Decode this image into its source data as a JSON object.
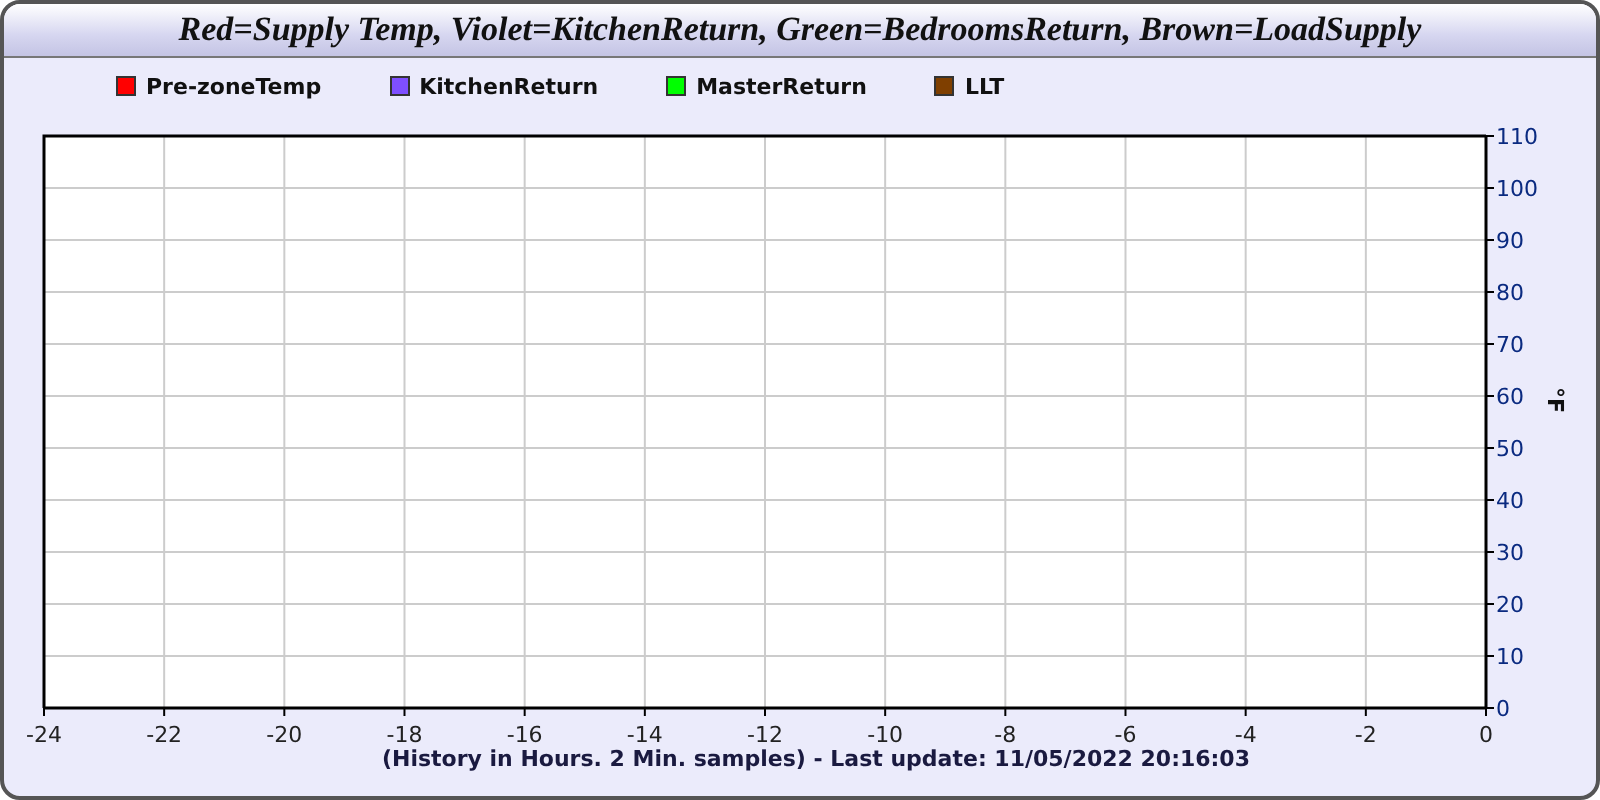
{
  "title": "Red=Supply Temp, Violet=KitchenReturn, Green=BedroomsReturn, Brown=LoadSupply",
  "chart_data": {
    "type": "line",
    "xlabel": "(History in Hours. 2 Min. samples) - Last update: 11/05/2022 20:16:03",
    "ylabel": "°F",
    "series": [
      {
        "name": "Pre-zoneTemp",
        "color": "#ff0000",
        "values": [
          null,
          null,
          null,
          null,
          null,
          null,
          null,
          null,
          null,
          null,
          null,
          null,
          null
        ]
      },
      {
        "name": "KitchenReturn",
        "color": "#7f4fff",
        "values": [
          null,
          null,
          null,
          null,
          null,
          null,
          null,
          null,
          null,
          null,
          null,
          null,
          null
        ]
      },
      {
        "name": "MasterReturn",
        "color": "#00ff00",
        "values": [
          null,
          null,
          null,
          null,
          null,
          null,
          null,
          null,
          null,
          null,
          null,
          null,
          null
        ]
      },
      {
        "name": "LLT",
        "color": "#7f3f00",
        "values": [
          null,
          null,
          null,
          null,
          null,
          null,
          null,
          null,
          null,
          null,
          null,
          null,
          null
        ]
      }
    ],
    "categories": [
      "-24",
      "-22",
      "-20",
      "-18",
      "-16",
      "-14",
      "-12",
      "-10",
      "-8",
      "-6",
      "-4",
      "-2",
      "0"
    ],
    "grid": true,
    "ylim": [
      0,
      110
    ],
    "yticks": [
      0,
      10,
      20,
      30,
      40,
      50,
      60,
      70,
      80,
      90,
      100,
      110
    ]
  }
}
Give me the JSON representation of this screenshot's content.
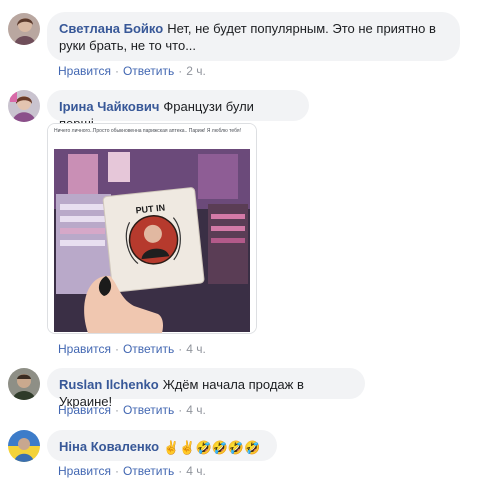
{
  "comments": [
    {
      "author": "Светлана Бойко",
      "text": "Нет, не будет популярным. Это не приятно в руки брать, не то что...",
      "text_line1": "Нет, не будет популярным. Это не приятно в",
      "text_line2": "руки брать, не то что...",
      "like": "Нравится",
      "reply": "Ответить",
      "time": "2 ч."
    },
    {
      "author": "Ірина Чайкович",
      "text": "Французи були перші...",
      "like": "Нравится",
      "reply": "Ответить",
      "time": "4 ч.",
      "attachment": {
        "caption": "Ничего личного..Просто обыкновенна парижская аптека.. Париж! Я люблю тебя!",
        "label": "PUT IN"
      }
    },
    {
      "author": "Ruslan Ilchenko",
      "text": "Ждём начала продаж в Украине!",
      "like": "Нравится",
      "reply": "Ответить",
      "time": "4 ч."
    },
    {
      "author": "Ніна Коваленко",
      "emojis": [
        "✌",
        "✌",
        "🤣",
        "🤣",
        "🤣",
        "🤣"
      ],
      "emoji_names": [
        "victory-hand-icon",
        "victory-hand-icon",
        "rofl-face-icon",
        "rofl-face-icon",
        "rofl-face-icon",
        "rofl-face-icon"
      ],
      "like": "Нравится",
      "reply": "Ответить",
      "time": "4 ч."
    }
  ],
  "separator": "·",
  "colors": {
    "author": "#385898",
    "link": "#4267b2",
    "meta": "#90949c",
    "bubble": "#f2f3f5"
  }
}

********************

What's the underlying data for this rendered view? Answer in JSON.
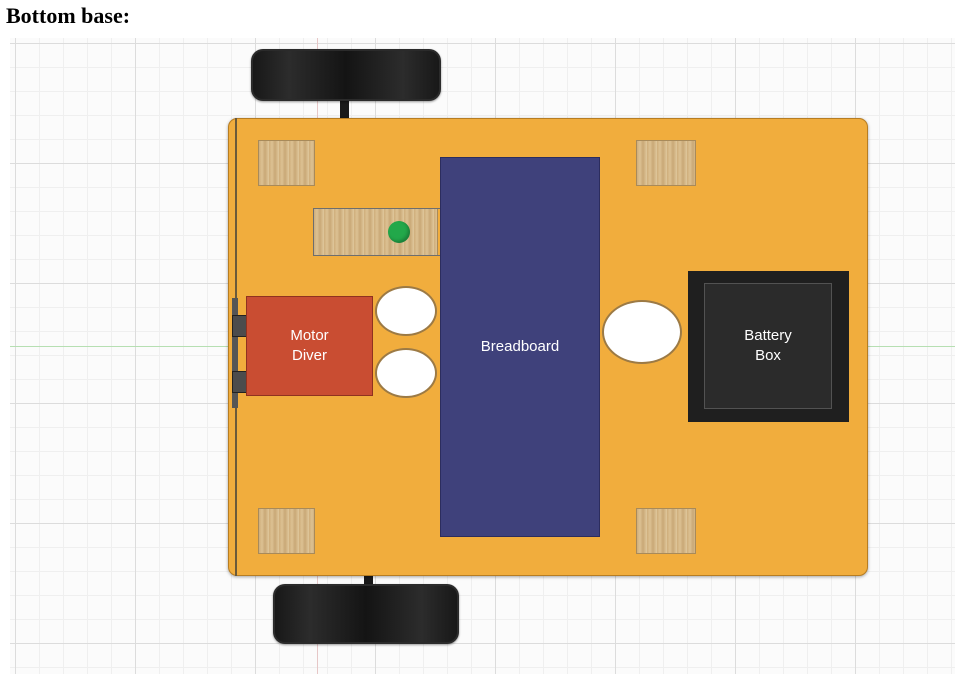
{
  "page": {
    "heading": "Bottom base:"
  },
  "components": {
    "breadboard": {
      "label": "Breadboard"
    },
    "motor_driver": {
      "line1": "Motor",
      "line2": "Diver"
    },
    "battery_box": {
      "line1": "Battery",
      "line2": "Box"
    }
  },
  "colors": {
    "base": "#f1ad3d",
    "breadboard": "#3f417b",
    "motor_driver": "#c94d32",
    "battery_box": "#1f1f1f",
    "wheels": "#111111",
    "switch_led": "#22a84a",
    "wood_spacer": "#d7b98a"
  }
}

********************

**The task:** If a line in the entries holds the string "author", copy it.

**Solution to the problem:**
      "author": "Светлана Бойко",
      "author": "Ірина Чайкович",
      "author": "Ruslan Ilchenko",
      "author": "Ніна Коваленко",
    "author": "#385898",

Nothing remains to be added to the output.